- Sharfa Hassan, et al., “Unethical Leadership: Review, Synthesis and Directions for Future Research,” Journal of Business Ethics, 183. 1-40 (2022); PwC, “PwC’s Global Economic Crime and Fraud Survey” (2022). https://www.pwc.com/gx/en/services/forensics/economic-crime-survey.html; Dr. Devakumar Jacob, “Collateral Damage: An Urgent Need for Legal Apparatus for Protection of the Whistleblowers & RTI Activists,” IOSR Journal of Humanities and Social Science (IOSR-JHSS) Volume 19, Issue 4, Ver. VII (April 2014). ↑
- Martin, “Illusions of Whistleblower Protection”; Kenny and Fotaki, “The Costs and Labour of Whistleblowing.” ↑
- Martin, “Illusions of Whistleblower Protection”; Vicky Nguyen, Liz Wagner and Felipe Escamilla, “OSHA Whistleblower Investigator Blows Whistle on Own Agency,” NBC Bay Area, February 24, 2015, https://www.nbcbayarea.com/news/local/osha-whistleblower-investigator-blows-whistle-on-own-agency/77171/ ↑
- Kenny and Fotaki, “The Costs and Labour of Whistleblowing”; Martin, “Illusions of Whistleblower Protection”; Bloch-Wehba, “The Promise and Perils of Tech Whistleblowing.” ↑
- Sibel Edmonds and William Weaver, “To Tell the Truth,” Bulletin of the Atomic Scientists, Vol. 62, No. 1 (Jan/Feb 2006); Anthony R. Petruzzi, Adrienne B. Kirshner, “Beware of Potential Criminal Implications for the Improper Handling of a Whistleblower Investigation,” Inside Counsel (October 21, 2015); Martin, “Illusions of Whistleblower Protection”; United States v. Stoker, 706 F.3d 643, 646 (5th Cir. 2013). ↑

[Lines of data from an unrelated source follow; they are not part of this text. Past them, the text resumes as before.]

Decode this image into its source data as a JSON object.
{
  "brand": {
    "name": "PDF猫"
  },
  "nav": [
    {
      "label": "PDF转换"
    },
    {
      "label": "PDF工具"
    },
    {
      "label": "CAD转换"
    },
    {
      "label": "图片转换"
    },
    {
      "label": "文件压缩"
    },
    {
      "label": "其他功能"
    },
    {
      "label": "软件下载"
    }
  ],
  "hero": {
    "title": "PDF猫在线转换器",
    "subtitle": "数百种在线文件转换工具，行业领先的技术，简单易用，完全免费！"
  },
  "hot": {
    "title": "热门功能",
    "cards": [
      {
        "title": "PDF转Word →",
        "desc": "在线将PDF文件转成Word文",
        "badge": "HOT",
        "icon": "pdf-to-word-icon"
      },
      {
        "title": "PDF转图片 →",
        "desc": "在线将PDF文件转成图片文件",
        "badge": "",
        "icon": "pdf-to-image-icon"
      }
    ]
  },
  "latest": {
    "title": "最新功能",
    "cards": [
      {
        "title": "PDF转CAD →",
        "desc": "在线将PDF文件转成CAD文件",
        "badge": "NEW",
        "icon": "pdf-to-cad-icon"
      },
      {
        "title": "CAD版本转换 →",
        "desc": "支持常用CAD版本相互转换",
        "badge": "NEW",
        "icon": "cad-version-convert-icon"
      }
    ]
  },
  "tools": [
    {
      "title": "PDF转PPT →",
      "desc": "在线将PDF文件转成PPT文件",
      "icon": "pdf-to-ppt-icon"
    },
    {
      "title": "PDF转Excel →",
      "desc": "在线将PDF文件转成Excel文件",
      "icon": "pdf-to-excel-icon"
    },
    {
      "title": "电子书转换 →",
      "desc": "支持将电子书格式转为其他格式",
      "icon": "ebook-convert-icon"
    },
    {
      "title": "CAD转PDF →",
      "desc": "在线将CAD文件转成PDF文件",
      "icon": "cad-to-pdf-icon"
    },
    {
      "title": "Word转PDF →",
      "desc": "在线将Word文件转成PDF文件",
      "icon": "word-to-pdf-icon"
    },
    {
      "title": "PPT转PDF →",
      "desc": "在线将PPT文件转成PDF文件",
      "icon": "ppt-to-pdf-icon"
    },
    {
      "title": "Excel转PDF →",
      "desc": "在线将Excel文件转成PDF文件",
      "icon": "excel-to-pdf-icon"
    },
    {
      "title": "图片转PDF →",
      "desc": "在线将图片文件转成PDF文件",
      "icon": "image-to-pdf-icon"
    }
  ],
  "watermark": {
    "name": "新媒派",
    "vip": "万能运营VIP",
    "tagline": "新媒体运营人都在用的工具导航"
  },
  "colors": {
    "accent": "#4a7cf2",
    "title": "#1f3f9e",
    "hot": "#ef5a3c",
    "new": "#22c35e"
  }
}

- 18 U.S. Code § 1512 – Tampering with a witness, victim, or an informant; 18 U.S. Code § 1513 – Retaliating against a witness, victim, or an informant; Thomas Brewster, “FBI’s San Francisco Chief: We Heart Apple, They Train Our Cops,” Forbes (January 16, 2018), https://www.forbes.com/sites/thomasbrewster/2018/01/16/apple-and-the-fbi-are-closer-than-you-think ↑